Cornstein highlighted Hungary’s low corporate tax rate and said the government’s measures encourage business activity.
He said it was “terrible” that
Hungary receives 80 percent of its energy supply from a single other country.
The ambassador said he believed the Hungarian government shares this sentiment, adding that they were working to have the US supply 40 percent of the country’s energy needs.
Cornstein called Russia a “disruptive” nation.
On another subject, the ambassador called the situation of Budapest’s Central European University (CEU) an emotional affair. He said it would be unfortunate if the CEU moved to Vienna, adding, at the same time, that he believed a solution to the problem was near.

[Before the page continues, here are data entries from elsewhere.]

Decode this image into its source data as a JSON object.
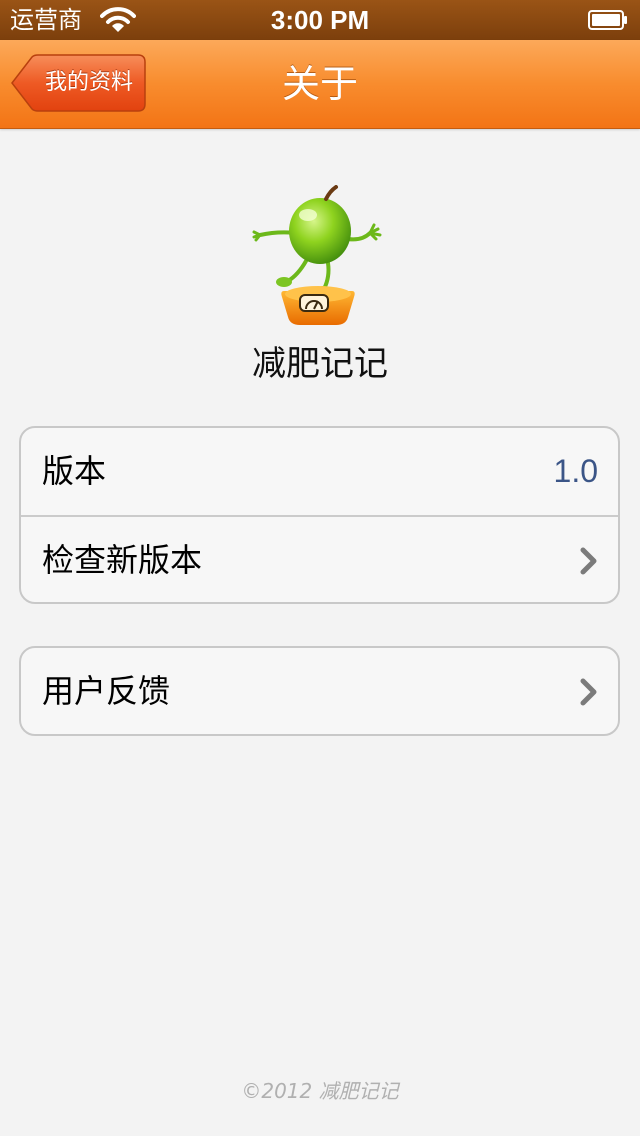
{
  "status_bar": {
    "carrier": "运营商",
    "time": "3:00 PM",
    "wifi_icon": "wifi-icon",
    "battery_icon": "battery-icon"
  },
  "nav_bar": {
    "title": "关于",
    "back_label": "我的资料",
    "color": "#f88c2e"
  },
  "app": {
    "logo_icon": "apple-on-scale-logo",
    "name": "减肥记记"
  },
  "groups": [
    {
      "rows": [
        {
          "label": "版本",
          "value": "1.0"
        },
        {
          "label": "检查新版本",
          "accessory": "chevron-right-icon"
        }
      ]
    },
    {
      "rows": [
        {
          "label": "用户反馈",
          "accessory": "chevron-right-icon"
        }
      ]
    }
  ],
  "footer": "©2012 减肥记记"
}
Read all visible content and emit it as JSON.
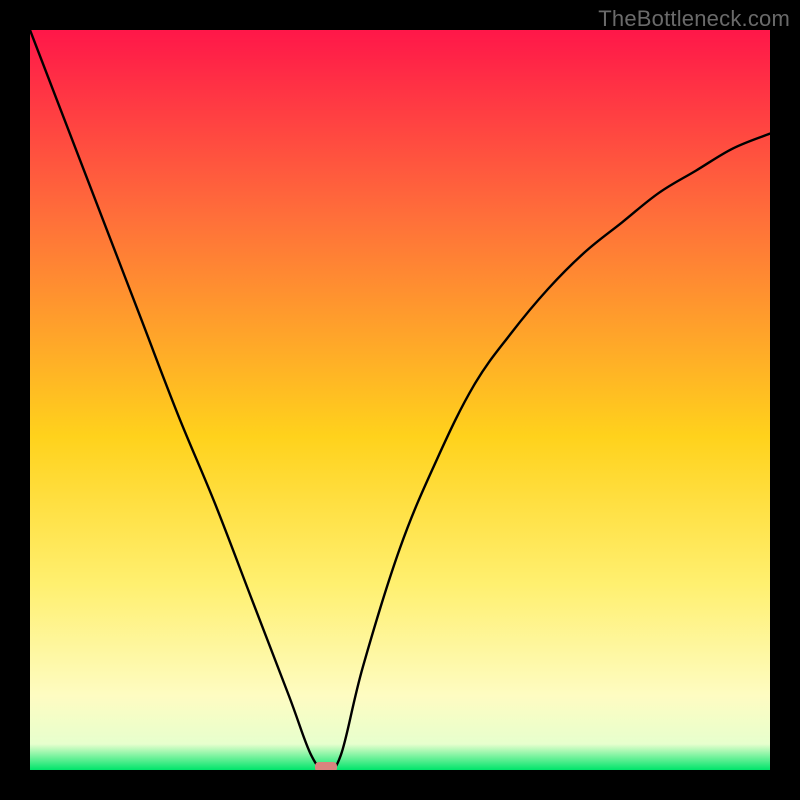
{
  "watermark": "TheBottleneck.com",
  "chart_data": {
    "type": "line",
    "title": "",
    "xlabel": "",
    "ylabel": "",
    "xlim": [
      0,
      100
    ],
    "ylim": [
      0,
      100
    ],
    "grid": false,
    "note": "No axis ticks, labels, or legend are rendered in the image. Y values below are estimated from curve height as a percentage of the plot area (100 = top, 0 = bottom), X as percentage of width.",
    "series": [
      {
        "name": "bottleneck-curve",
        "color": "#000000",
        "x": [
          0,
          5,
          10,
          15,
          20,
          25,
          30,
          35,
          38,
          40,
          42,
          45,
          50,
          55,
          60,
          65,
          70,
          75,
          80,
          85,
          90,
          95,
          100
        ],
        "values": [
          100,
          87,
          74,
          61,
          48,
          36,
          23,
          10,
          2,
          0,
          2,
          14,
          30,
          42,
          52,
          59,
          65,
          70,
          74,
          78,
          81,
          84,
          86
        ]
      }
    ],
    "marker": {
      "name": "min-marker",
      "x": 40,
      "value": 0,
      "color": "#d9847e",
      "note": "Small rounded marker at curve minimum, approx x=40% of width."
    },
    "background": {
      "type": "vertical-gradient",
      "stops": [
        {
          "offset": 0,
          "color": "#ff1749"
        },
        {
          "offset": 0.25,
          "color": "#ff6e3a"
        },
        {
          "offset": 0.55,
          "color": "#ffd21c"
        },
        {
          "offset": 0.75,
          "color": "#fff070"
        },
        {
          "offset": 0.9,
          "color": "#fefcc2"
        },
        {
          "offset": 0.965,
          "color": "#e7ffcd"
        },
        {
          "offset": 1.0,
          "color": "#00e56b"
        }
      ]
    }
  }
}
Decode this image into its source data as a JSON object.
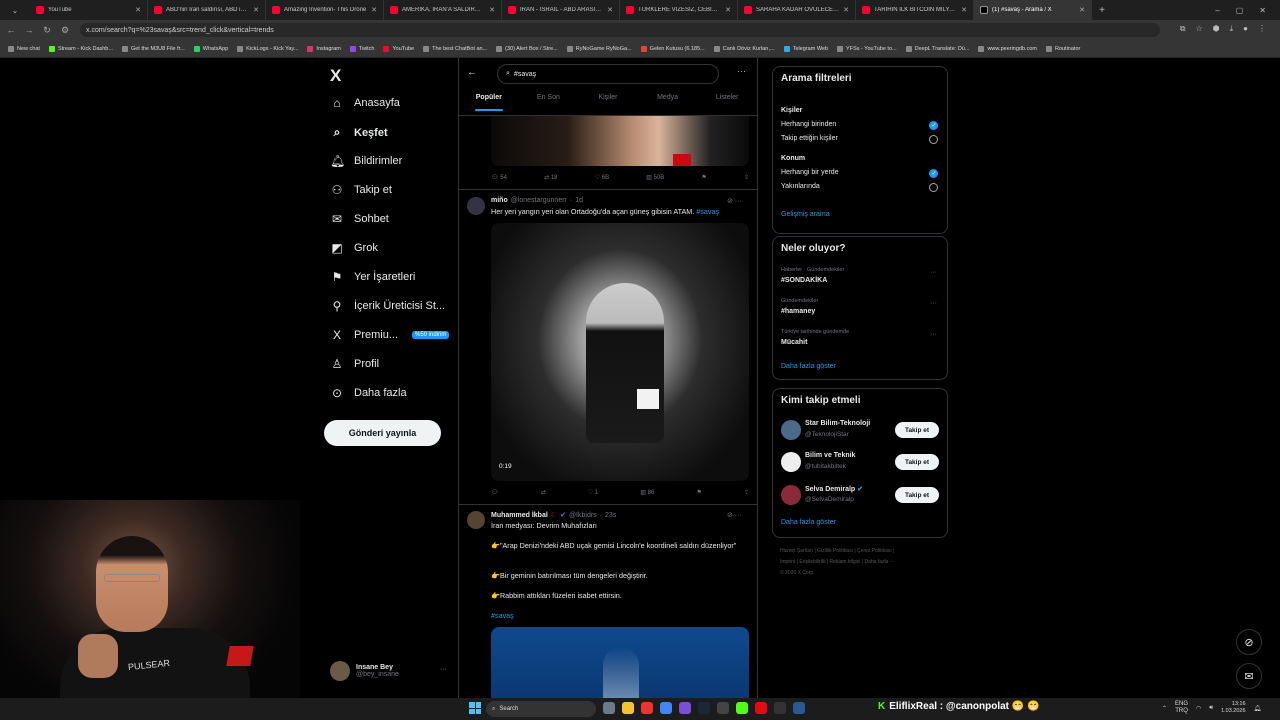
{
  "browser": {
    "tabs": [
      {
        "title": "YouTube"
      },
      {
        "title": "ABD'nin İran saldırısı, ABD için..."
      },
      {
        "title": "Amazing Invention- This Drone"
      },
      {
        "title": "AMERİKA, İRAN'A SALDIRDI | T..."
      },
      {
        "title": "İRAN - İSRAİL - ABD ARASINDA"
      },
      {
        "title": "TÜRKLERE VİZESİZ, CEBİNİZİ YO..."
      },
      {
        "title": "SARAHA KADAR ÖVÜLECEK OY..."
      },
      {
        "title": "TARİHİN İLK BITCOIN MİLYARD..."
      },
      {
        "title": "(1) #savaş - Arama / X",
        "active": true
      }
    ],
    "url": "x.com/search?q=%23savaş&src=trend_click&vertical=trends",
    "bookmarks": [
      "New chat",
      "Stream - Kick Dashb...",
      "Get the M3U8 File fr...",
      "WhatsApp",
      "KickLogs - Kick Yay...",
      "Instagram",
      "Twitch",
      "YouTube",
      "The best ChatBot an...",
      "(30) Alert Box / Stre...",
      "RyNoGame RyNoGa...",
      "Gelen Kutusu (6.185...",
      "Canlı Döviz Kurları,...",
      "Telegram Web",
      "YFSs - YouTube to...",
      "DeepL Translate: Dü...",
      "www.peeringdb.com",
      "Routinator"
    ]
  },
  "sidebar": {
    "logo": "X",
    "items": [
      {
        "label": "Anasayfa",
        "icon": "⌂"
      },
      {
        "label": "Keşfet",
        "icon": "⌕"
      },
      {
        "label": "Bildirimler",
        "icon": "🔔︎"
      },
      {
        "label": "Takip et",
        "icon": "⚇"
      },
      {
        "label": "Sohbet",
        "icon": "✉"
      },
      {
        "label": "Grok",
        "icon": "◩"
      },
      {
        "label": "Yer İşaretleri",
        "icon": "⚑"
      },
      {
        "label": "İçerik Üreticisi St...",
        "icon": "⚲"
      },
      {
        "label": "Premiu...",
        "icon": "X"
      },
      {
        "label": "Profil",
        "icon": "♙"
      },
      {
        "label": "Daha fazla",
        "icon": "⊙"
      }
    ],
    "premium_badge": "%50 indirim",
    "notif_count": "1",
    "post_button": "Gönderi yayınla",
    "profile": {
      "name": "Insane Bey",
      "handle": "@bey_insane",
      "more": "···"
    }
  },
  "search": {
    "query": "#savaş",
    "tabs": [
      "Popüler",
      "En Son",
      "Kişiler",
      "Medya",
      "Listeler"
    ]
  },
  "posts": [
    {
      "actions": {
        "reply": "54",
        "repost": "18",
        "like": "6B",
        "views": "50B"
      }
    },
    {
      "name": "miño",
      "handle": "@lonestargunnerr",
      "time": "1d",
      "text": "Her yeri yangın yeri olan Ortadoğu'da açan güneş gibisin ATAM.",
      "hashtag": "#savaş",
      "video_time": "0:19",
      "actions": {
        "reply": "",
        "repost": "",
        "like": "1",
        "views": "86"
      }
    },
    {
      "name": "Muhammed İkbal",
      "handle": "@Ikbidrs",
      "time": "23s",
      "line1": "İran medyası: Devrim Muhafızları",
      "line2": "👉\"Arap Denizi'ndeki ABD uçak gemisi Lincoln'e koordineli saldırı düzenliyor\"",
      "line3": "👉Bir geminin batırılması tüm dengeleri değiştirir.",
      "line4": "👉Rabbim attıkları füzeleri isabet ettirsin.",
      "hashtag": "#savaş"
    }
  ],
  "filters": {
    "title": "Arama filtreleri",
    "people_label": "Kişiler",
    "people_opt1": "Herhangi birinden",
    "people_opt2": "Takip ettiğin kişiler",
    "location_label": "Konum",
    "loc_opt1": "Herhangi bir yerde",
    "loc_opt2": "Yakınlarında",
    "advanced": "Gelişmiş arama"
  },
  "trends": {
    "title": "Neler oluyor?",
    "items": [
      {
        "context": "Haberler · Gündemdekiler",
        "name": "#SONDAKİKA"
      },
      {
        "context": "Gündemdekiler",
        "name": "#hamaney"
      },
      {
        "context": "Türkiye tarihinde gündemde",
        "name": "Mücahit"
      }
    ],
    "more": "Daha fazla göster"
  },
  "who": {
    "title": "Kimi takip etmeli",
    "items": [
      {
        "name": "Star Bilim-Teknoloji",
        "handle": "@TeknolojiStar",
        "button": "Takip et"
      },
      {
        "name": "Bilim ve Teknik",
        "handle": "@tubitakbiltek",
        "button": "Takip et"
      },
      {
        "name": "Selva Demiralp",
        "handle": "@SelvaDemiralp",
        "button": "Takip et"
      }
    ],
    "more": "Daha fazla göster"
  },
  "footer": {
    "line1": "Hizmet Şartları | Gizlilik Politikası | Çerez Politikası |",
    "line2": "Imprint | Erişilebilirlik | Reklam bilgisi | Daha fazla ···",
    "line3": "© 2026 X Corp."
  },
  "taskbar": {
    "search": "Search",
    "stream": "EliflixReal : @canonpolat 😁 😁",
    "lang1": "ENG",
    "lang2": "TRQ",
    "time": "13:16",
    "date": "1.03.2026"
  }
}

As we wrote a few days ago, David B. Cornstein, the United States’ ambassador to Hungary, said he has not experienced any infringement on freedom rights in Hungary and should the case be the opposite, he would certainly speak out against that, in an interview published by Jewish political and cultural magazine Shabbat, read more HERE.
László Szabó, Hungary’s ambassador to the US, said many aspects of the two countries’ relations have changed over the past year.
He noted that US President Donald Trump and Hungarian Prime Minister Viktor Orbán spoke on the phone for the second time shortly before Cornstein had taken up his post in Budapest this past summer and thanked the ambassador for his support.
Szabó said the two countries’ trade relations have “never been better”. Hungarian exports to the US increased by more than 6 percent, while imports rose by 4 percent in Q2 of this year, he said.
Though bilateral relations went through some difficulties during the Obama administration, the two countries were allies in many ways, Szabó said.
More than 1,000 Hungarian troops participated in NATO missions in Kosovo, Iraq and Afghanistan as well as in the fight against the Islamic State terrorist organisation, he added.
Szabo announced that Hungary will open a new incubator in Washington.
Last year, US companies made numerous significant investments in Hungary, the ambassador said, adding that US-based firms employ more than 100,000 people in Hungary.
He said significant progress had been made in getting American liquefied natural gas to Hungary and voiced hope that once this goal is accomplished, Russia’s dominance of the natural gas market would come to an end.